> [DATA RECORDS]:

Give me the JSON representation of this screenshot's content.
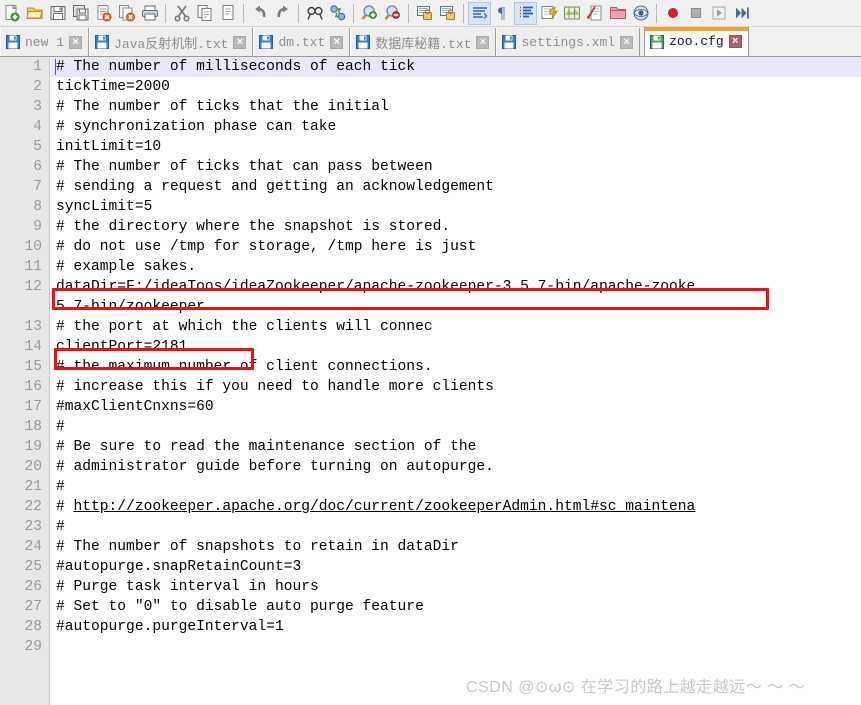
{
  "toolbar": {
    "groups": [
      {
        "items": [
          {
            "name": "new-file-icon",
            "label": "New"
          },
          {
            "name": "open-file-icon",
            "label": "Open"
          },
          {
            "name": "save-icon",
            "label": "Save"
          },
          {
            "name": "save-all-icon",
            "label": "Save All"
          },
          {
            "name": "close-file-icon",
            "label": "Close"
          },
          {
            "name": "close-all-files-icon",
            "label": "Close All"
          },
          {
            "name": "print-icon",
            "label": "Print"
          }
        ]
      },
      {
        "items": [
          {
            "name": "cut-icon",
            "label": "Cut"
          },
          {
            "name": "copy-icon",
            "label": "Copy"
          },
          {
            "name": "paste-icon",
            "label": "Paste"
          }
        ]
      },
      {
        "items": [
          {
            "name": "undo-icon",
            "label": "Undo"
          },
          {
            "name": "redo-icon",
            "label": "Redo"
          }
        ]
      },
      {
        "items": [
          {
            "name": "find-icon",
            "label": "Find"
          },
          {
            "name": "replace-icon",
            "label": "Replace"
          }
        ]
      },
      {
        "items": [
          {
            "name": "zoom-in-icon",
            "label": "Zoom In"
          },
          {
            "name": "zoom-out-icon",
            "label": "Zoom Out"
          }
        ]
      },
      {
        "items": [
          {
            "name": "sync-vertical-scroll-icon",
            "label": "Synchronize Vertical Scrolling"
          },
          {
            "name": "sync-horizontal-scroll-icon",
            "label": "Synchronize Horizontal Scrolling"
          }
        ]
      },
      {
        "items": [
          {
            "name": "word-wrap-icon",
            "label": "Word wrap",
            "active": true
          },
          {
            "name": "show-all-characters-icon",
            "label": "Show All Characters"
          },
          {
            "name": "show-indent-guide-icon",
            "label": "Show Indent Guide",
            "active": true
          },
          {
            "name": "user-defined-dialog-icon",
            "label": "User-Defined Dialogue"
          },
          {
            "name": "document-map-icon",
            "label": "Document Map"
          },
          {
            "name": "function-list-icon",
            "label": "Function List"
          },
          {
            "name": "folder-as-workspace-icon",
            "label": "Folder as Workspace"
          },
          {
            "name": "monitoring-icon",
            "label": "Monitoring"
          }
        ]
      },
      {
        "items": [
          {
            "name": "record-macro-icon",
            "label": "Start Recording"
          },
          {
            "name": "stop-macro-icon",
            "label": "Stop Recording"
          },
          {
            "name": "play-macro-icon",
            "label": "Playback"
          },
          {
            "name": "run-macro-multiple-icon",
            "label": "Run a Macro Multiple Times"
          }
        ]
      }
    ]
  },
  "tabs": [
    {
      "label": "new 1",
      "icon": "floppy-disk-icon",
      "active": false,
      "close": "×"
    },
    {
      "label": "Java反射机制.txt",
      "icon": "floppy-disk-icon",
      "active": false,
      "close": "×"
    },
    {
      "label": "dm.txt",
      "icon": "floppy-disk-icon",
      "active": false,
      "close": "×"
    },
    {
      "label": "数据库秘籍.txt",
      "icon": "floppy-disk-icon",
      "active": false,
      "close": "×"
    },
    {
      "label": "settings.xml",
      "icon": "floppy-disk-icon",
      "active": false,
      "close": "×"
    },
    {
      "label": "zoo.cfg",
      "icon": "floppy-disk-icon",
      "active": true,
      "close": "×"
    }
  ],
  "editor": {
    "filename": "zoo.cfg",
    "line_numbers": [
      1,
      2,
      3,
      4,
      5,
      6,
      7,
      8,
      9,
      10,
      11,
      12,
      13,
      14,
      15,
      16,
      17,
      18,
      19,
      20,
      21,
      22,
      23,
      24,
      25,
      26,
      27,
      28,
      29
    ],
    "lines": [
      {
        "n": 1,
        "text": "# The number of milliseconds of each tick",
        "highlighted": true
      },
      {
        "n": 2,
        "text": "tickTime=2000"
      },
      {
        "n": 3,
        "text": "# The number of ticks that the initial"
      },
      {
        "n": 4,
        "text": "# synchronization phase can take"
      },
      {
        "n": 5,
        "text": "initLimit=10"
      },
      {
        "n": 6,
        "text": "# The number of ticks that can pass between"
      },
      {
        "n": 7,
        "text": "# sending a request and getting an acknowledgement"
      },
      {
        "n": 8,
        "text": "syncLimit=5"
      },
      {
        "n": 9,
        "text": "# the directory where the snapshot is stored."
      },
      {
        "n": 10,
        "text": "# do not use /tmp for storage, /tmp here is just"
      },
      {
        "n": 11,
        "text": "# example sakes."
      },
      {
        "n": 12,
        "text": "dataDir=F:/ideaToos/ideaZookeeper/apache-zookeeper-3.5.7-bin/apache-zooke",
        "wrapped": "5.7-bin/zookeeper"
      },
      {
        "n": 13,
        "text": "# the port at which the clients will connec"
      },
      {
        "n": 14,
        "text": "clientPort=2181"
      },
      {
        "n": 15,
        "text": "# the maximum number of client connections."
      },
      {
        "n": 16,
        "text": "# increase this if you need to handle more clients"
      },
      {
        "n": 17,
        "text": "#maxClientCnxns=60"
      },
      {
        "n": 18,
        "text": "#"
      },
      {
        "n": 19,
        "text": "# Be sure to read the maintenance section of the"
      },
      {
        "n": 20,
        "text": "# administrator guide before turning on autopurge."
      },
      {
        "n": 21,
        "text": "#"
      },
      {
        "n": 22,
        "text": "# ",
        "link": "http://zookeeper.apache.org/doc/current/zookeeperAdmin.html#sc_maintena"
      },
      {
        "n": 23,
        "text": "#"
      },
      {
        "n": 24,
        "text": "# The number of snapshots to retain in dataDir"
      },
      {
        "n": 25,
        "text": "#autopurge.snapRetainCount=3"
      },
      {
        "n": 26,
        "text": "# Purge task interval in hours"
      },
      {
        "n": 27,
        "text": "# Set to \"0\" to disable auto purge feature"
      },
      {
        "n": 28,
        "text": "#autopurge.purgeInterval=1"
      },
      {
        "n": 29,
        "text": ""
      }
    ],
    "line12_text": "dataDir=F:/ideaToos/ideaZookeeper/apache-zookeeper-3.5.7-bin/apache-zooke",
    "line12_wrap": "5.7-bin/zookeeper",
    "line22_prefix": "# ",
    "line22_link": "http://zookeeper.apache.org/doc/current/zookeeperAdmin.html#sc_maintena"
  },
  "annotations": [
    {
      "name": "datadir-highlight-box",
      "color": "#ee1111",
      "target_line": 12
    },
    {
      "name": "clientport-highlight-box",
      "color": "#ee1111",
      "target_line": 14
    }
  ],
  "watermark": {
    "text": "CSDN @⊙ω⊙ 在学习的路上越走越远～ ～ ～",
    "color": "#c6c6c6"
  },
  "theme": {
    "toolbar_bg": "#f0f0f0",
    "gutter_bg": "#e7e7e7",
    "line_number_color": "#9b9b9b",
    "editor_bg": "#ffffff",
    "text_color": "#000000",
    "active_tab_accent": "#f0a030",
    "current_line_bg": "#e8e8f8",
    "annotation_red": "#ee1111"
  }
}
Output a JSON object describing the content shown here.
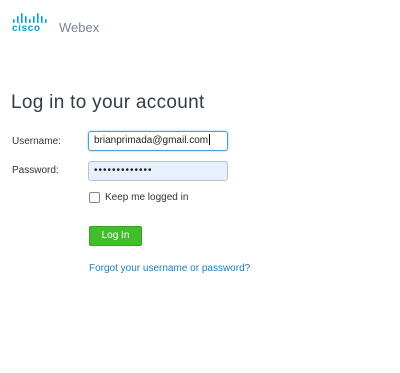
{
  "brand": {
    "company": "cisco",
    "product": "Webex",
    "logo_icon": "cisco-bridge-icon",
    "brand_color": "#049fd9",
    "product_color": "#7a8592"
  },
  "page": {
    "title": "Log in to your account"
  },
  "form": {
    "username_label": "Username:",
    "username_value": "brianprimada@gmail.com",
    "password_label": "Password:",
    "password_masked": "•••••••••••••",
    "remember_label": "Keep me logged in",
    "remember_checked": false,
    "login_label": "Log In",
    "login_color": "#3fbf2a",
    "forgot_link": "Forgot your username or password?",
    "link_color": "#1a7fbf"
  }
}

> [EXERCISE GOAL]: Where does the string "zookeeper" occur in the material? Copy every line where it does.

> [OUTPUT FOR THIS EXERCISE]:
        "text": "dataDir=F:/ideaToos/ideaZookeeper/apache-zookeeper-3.5.7-bin/apache-zooke",
        "wrapped": "5.7-bin/zookeeper"
        "link": "http://zookeeper.apache.org/doc/current/zookeeperAdmin.html#sc_maintena"
    "line12_text": "dataDir=F:/ideaToos/ideaZookeeper/apache-zookeeper-3.5.7-bin/apache-zooke",
    "line12_wrap": "5.7-bin/zookeeper",
    "line22_link": "http://zookeeper.apache.org/doc/current/zookeeperAdmin.html#sc_maintena"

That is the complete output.